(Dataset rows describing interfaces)
Content starts

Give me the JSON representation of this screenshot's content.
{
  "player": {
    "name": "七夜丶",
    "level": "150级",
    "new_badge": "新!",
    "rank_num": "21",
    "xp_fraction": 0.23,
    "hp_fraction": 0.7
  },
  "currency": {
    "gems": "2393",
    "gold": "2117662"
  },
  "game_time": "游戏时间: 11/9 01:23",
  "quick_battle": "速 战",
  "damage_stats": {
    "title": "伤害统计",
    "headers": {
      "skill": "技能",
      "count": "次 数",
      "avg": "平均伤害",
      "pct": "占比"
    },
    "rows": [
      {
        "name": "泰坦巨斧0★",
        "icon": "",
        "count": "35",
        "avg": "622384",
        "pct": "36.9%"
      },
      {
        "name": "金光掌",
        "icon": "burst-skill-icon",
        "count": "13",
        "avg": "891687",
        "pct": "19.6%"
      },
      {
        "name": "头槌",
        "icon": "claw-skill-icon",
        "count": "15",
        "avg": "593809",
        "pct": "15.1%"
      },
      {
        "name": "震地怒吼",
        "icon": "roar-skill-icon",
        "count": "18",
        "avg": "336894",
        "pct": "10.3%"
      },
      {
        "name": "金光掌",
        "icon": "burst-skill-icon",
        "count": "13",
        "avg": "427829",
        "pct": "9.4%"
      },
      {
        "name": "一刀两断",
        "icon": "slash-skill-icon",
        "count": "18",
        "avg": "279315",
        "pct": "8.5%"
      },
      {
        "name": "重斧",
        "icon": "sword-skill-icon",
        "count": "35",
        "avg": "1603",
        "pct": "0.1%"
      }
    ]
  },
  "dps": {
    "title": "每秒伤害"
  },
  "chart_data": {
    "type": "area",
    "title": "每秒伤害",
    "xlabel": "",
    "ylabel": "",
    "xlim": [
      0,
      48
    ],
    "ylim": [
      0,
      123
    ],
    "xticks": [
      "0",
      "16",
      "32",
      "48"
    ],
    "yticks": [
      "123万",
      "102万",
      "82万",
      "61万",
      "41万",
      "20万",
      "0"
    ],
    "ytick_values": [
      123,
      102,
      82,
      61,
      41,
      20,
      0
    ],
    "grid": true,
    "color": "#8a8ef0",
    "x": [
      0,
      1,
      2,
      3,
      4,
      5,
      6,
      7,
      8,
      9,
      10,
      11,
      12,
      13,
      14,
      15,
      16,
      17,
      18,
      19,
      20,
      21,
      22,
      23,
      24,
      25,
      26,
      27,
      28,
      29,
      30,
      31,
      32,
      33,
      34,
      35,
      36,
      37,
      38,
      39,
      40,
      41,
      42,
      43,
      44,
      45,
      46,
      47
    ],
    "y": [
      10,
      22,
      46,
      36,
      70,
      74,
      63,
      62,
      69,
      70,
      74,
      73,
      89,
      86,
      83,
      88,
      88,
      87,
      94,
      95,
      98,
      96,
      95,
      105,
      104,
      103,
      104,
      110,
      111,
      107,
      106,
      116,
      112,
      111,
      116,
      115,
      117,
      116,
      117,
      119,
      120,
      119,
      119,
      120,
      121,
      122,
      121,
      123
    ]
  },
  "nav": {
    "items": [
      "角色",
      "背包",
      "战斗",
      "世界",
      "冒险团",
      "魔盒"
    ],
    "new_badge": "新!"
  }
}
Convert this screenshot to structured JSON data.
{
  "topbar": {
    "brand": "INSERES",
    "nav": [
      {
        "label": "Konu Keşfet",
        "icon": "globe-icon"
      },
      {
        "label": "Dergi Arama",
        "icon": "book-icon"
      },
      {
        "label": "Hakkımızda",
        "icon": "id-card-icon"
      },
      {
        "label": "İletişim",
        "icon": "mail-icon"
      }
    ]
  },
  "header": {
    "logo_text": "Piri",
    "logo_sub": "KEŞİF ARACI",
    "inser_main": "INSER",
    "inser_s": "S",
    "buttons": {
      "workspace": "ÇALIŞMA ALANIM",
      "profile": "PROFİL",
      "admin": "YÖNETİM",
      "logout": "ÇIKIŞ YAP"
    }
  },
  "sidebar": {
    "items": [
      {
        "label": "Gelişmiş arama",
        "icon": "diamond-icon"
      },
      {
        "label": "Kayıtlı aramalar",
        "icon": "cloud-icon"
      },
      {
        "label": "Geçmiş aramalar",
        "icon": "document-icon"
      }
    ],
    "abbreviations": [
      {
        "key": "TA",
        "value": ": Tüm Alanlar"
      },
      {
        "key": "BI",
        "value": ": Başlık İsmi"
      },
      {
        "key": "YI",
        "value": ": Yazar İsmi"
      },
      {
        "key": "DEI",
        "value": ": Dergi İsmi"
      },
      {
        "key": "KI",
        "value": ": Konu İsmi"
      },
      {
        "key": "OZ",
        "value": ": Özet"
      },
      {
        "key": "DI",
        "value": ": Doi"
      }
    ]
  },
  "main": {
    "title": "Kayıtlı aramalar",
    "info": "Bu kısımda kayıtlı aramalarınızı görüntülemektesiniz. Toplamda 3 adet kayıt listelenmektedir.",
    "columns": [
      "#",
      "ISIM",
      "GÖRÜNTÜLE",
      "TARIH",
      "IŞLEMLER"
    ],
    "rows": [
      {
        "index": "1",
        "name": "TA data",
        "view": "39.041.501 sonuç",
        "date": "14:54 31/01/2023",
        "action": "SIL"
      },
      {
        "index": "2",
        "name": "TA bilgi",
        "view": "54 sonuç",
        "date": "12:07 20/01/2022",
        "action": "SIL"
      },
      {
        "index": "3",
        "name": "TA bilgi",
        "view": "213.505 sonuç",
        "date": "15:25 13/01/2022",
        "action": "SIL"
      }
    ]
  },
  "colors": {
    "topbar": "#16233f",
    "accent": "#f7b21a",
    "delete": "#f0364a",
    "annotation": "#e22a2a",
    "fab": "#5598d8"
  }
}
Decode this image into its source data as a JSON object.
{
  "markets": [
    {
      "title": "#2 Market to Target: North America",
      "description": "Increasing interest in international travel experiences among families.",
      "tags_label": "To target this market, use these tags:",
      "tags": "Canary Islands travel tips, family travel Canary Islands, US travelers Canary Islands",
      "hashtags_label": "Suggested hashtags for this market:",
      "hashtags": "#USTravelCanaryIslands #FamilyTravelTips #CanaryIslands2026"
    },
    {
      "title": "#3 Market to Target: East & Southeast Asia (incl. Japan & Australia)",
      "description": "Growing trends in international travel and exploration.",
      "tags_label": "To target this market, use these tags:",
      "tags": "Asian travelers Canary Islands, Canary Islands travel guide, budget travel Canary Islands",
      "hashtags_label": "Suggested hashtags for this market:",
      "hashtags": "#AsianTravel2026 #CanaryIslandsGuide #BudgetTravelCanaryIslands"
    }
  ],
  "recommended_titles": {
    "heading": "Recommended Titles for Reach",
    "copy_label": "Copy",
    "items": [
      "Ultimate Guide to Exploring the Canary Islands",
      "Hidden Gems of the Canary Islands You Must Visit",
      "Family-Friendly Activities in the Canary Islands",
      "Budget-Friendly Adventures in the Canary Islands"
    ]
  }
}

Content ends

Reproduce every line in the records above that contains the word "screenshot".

__Problem solution__.
Give me the JSON representation of this screenshot's content.
Convert this screenshot to structured JSON data.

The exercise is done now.